      This review and 89% of the general movie-watching public. Its well acted, but the script is a piece of shit and not even the best damn director inthe world could have saved it.
    1. moviegeek86's Avatar
      moviegeek86 -
      Quote Originally Posted by Mark Tolch View Post
      This review and 89% of the general movie-watching public. Its well acted, but the script is a piece of shit and not even the best damn director inthe world could have saved it.
      Huh? 89%? Do you have facts to support this claim?
    1. Mark Tolch's Avatar
      Mark Tolch -
      Quote Originally Posted by moviegeek86 View Post
      Huh? 89%? Do you have facts to support this claim?
      Easy boss, was largely joking. Just saying that opinions are important, but I'm in agreement with the review that it's a misfire, and a bad one at that. In any event, you have the honor of being the first person I've heard express nice things about this one.
    1. Darcy Parker's Avatar
      Darcy Parker -

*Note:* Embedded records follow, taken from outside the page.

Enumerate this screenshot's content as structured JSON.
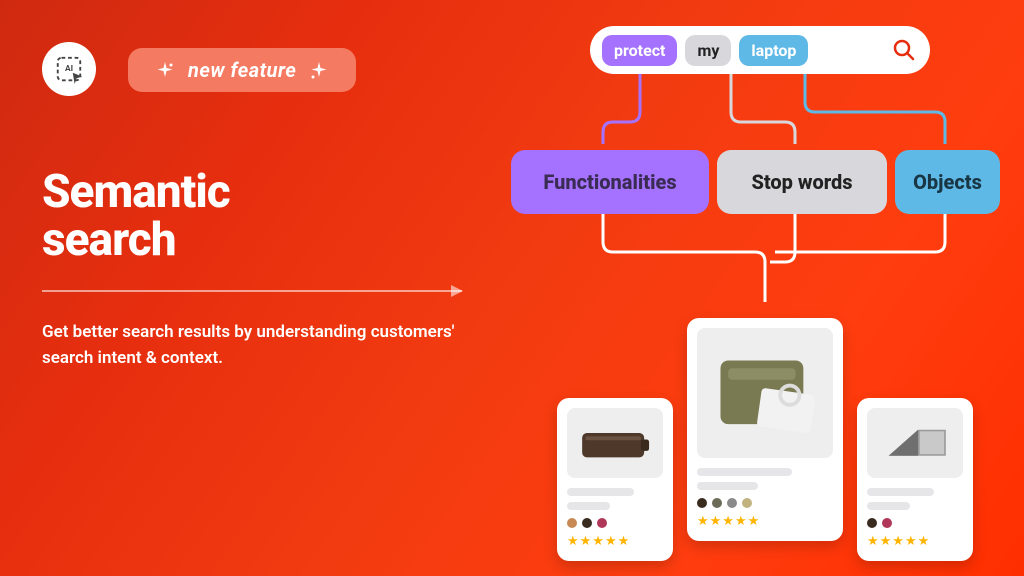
{
  "header": {
    "badge_label": "new feature"
  },
  "hero": {
    "title_line1": "Semantic",
    "title_line2": "search",
    "subtitle": "Get better search results by understanding customers' search intent & context."
  },
  "diagram": {
    "search_chips": {
      "chip1": "protect",
      "chip2": "my",
      "chip3": "laptop"
    },
    "categories": {
      "functionalities": "Functionalities",
      "stop_words": "Stop words",
      "objects": "Objects"
    },
    "colors": {
      "purple": "#a472ff",
      "grey": "#d8d8dc",
      "blue": "#5fb9e6",
      "star": "#ffb400"
    },
    "products": [
      {
        "stars": 5,
        "swatches": [
          "#c78a55",
          "#3a2b1f",
          "#b03758"
        ]
      },
      {
        "stars": 5,
        "swatches": [
          "#3a2b1f",
          "#6b6b57",
          "#8a8a8a",
          "#c2b280"
        ]
      },
      {
        "stars": 5,
        "swatches": [
          "#3a2b1f",
          "#b03758"
        ]
      }
    ]
  }
}
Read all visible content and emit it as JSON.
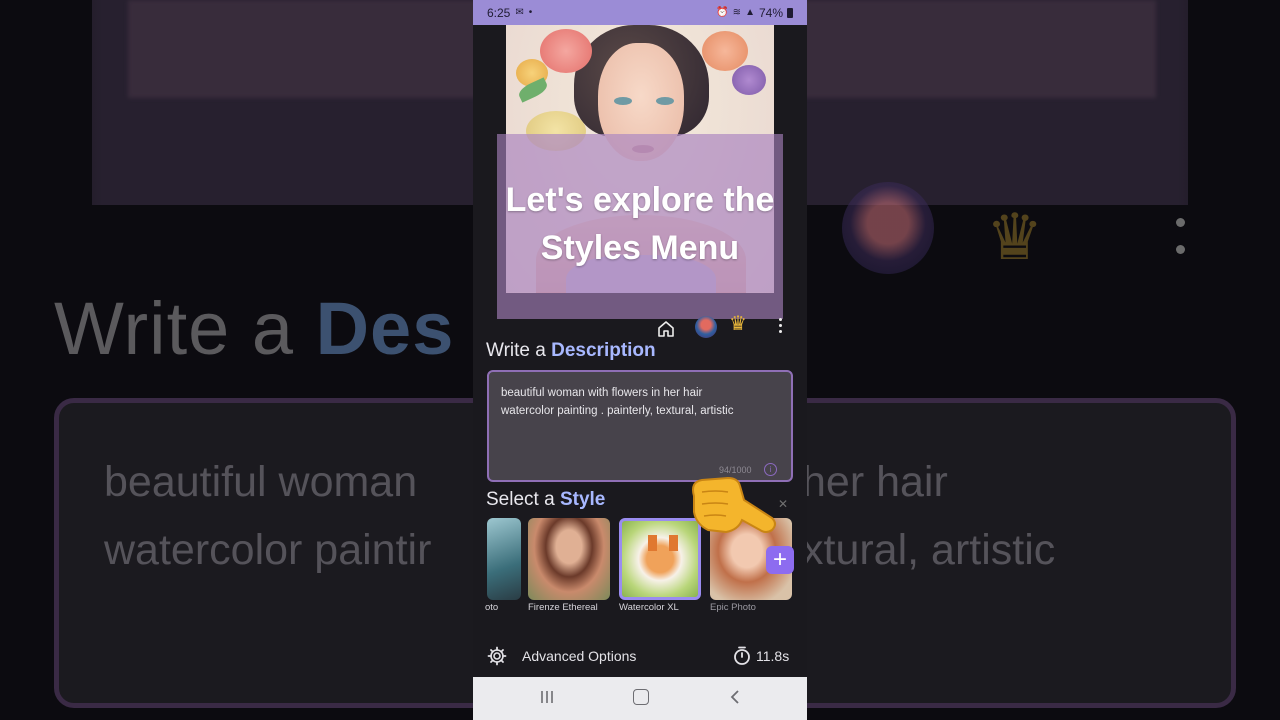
{
  "status_bar": {
    "time": "6:25",
    "battery": "74%"
  },
  "video_caption": {
    "line1": "Let's explore the",
    "line2": "Styles Menu"
  },
  "background": {
    "heading_prefix": "Write a",
    "heading_highlight": "Des",
    "text_left_1": "beautiful woman",
    "text_left_2": "watercolor paintir",
    "text_right_1": "her hair",
    "text_right_2": "xtural, artistic"
  },
  "description_section": {
    "heading_prefix": "Write a",
    "heading_highlight": "Description",
    "prompt_line1": "beautiful woman with flowers in her hair",
    "prompt_line2": "watercolor painting . painterly, textural, artistic",
    "counter": "94/1000"
  },
  "style_section": {
    "heading_prefix": "Select a",
    "heading_highlight": "Style",
    "styles": [
      {
        "label": "oto",
        "selected": false
      },
      {
        "label": "Firenze Ethereal",
        "selected": false
      },
      {
        "label": "Watercolor XL",
        "selected": true
      },
      {
        "label": "Epic Photo",
        "selected": false
      }
    ]
  },
  "advanced": {
    "label": "Advanced Options",
    "time": "11.8s"
  },
  "colors": {
    "accent": "#a8b8ff",
    "status_bar": "#9b8cd6",
    "border": "#8f6fb6",
    "add_button": "#8d6cf0"
  },
  "icons": [
    "home-icon",
    "avatar",
    "crown-icon",
    "kebab-menu-icon",
    "info-icon",
    "plus-icon",
    "gear-icon",
    "timer-icon",
    "pointing-hand-emoji"
  ]
}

      The biggest issue is that the original story is just plain not something you could get away with making a movie out of, so the movie is just the basic concept and a few scenes from King, and a ton of afterschool special-level drama to pad the running time. It lost most of the nasty edge that made the story something that you can’t put down, but also hate yourself for reading.
    1. Mark Tolch's Avatar
      Mark Tolch -
      Quote Originally Posted by Darcy Parker View Post
      The biggest issue is that the original story is just plain not something you could get away with making a movie out of, so the movie is just the basic concept and a few scenes from King, and a ton of afterschool special-level drama to pad the running time. It lost most of the nasty edge that made the story something that you can’t put down, but also hate yourself for reading.
      I would agree with that 100%. When I heard they were making a movie, I was like, "No fucking way are they going to have this part...or that part....or this part...." it doesn't get any nastier than McKellen putting a cat in the oven. And that ugliness is what makes the short story so compelling, and, as you said, makes you hate yourself for reading it.
    1. Darcy Parker's Avatar
      Darcy Parker -
      It also loses a LOT from the compression of the timeline. In the book, the kid starts things with the blackmail when he’s 11 or so, and the things he learns warp him as he goes through puberty, and it ends when he’s about to graduate high school. Having it all be when he’s a high schooler reduces the impact of him being told all the horrible details of the concentration camps when he’s way too young to be hearing those things.
    1. Mark Tolch's Avatar
      Mark Tolch -
      That's part of what makes the story so great, though, is that it's character development of what seems to be a genuinely nasty person, but really, there's an argument to be made for the case that his brain was warped at a young age.
    1. Darcy Parker's Avatar
      Darcy Parker -
      Quote Originally Posted by Mark Tolch View Post
      That's part of what makes the story so great, though, is that it's character development of what seems to be a genuinely nasty person, but really, there's an argument to be made for the case that his brain was warped at a young age.
      Absolutely. King makes it clear that the kid is already a bit evil, and the years of learning from a real monster makes him into a complete beast, hence the title.